In the preferred embodiment, there are provided 42 movable pieces consisting of two sets of 21 pieces in two different colors (e.g. red and black). The pieces are all of the same external shape and are marked only on the side facing the operating player with the respective ranks. Opposing players do not know the rank of the piece they encounter during play, or even after they are identified by the decision making means, except as to relative value. The pieces are assigned the following binary number range which is transmitted through the finger switches for comparison.
______________________________________Quantity Rank Code Decimal Value______________________________________1 each Flag 0000 06 each Privates 0001 11 each Sergeant 0010 21 each 2nd Lieutenant 0011 31 each 1st Lieutenant 0100 41 each Captain 0101 51 each Major 0110 61 each Lt. Colonel 0111 71 each Colonel 1000 81 each Brigadier General 1001 91 each Major General 1010 101 each Lt. General 1011 111 each General 1100 121 each Chief of Staff 1101 132 each Spies 1110 14 Null Condition 1111 15 (Switch Open)______________________________________
The code assumes that switch closure is zero (low) and switch open is 1 (high).
If desired, marker pieces (not shown) may be used to mark a square for when pieces are removed for comparison purposes. The object of the game is to capture the opponent's flag.
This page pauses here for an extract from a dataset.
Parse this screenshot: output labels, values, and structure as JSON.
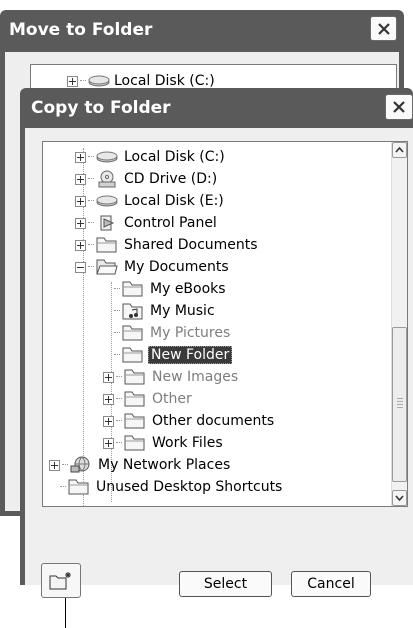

The pieces are arranged by each player in random order on his side of the board. The opponents do not have any a priori knowledge of how the ranks on the opposite side are arrayed. One side commences movement, motion is one square at a time along a rank or file or diagonally. When a piece is moved into a square occupied by an opposing piece a "battle" is started, the outcome of which is decided by the decision making means.
When battle is joined, the pieces are removed from the board, and the attacker marks the square with his marker. Pieces are then placed in the switch wells at the side of the board. Pressing down on the pieces actuates the finger switches, and the decision making means goes through a "thinking period" of one or two seconds while it compares the value of the two pieces in question and then announces its decision. The algorithm for decision making is illustrated in the flow chart shown in FIG. 6. Optionally, during the "thinking" period, a tune may be played through the transducer.
The visual outputs of decisions as well as the state of charge of the battery are shown on the light emitting diodes 51-54, inclusive, two of which are used to indicate "battle winner", and two of which are used to indicate "victory". As a variation from the normal procedure of indicated "battle winner" in terms of relative rank, an exception is made for the capture of a spy by a private, in which case the side holding the private wins. In all other cases, upon the capture of any piece, the light emitting diode on the side of the piece of higher value is eliminated. Should the capture of pieces be of equal value, both "battle winner" light emitting diodes are illuminated, and the attacking side claims the win. Upon the capture of one or both flags, the game ends in a victory or a tie. Optionally, the bugle call "Taps" may be played through the transducer.
FIG. 7 shows a typical schematic for the integrated chip circuitry of the decision making means, the details of which are well known in the art, and outside the scope of the present disclosure.
It is to be understood that it is not considered that the invention lies in the specific details of structure shown and set forth in this specification, for obvious modifications will occur to those skilled in the art to which the invention pertains.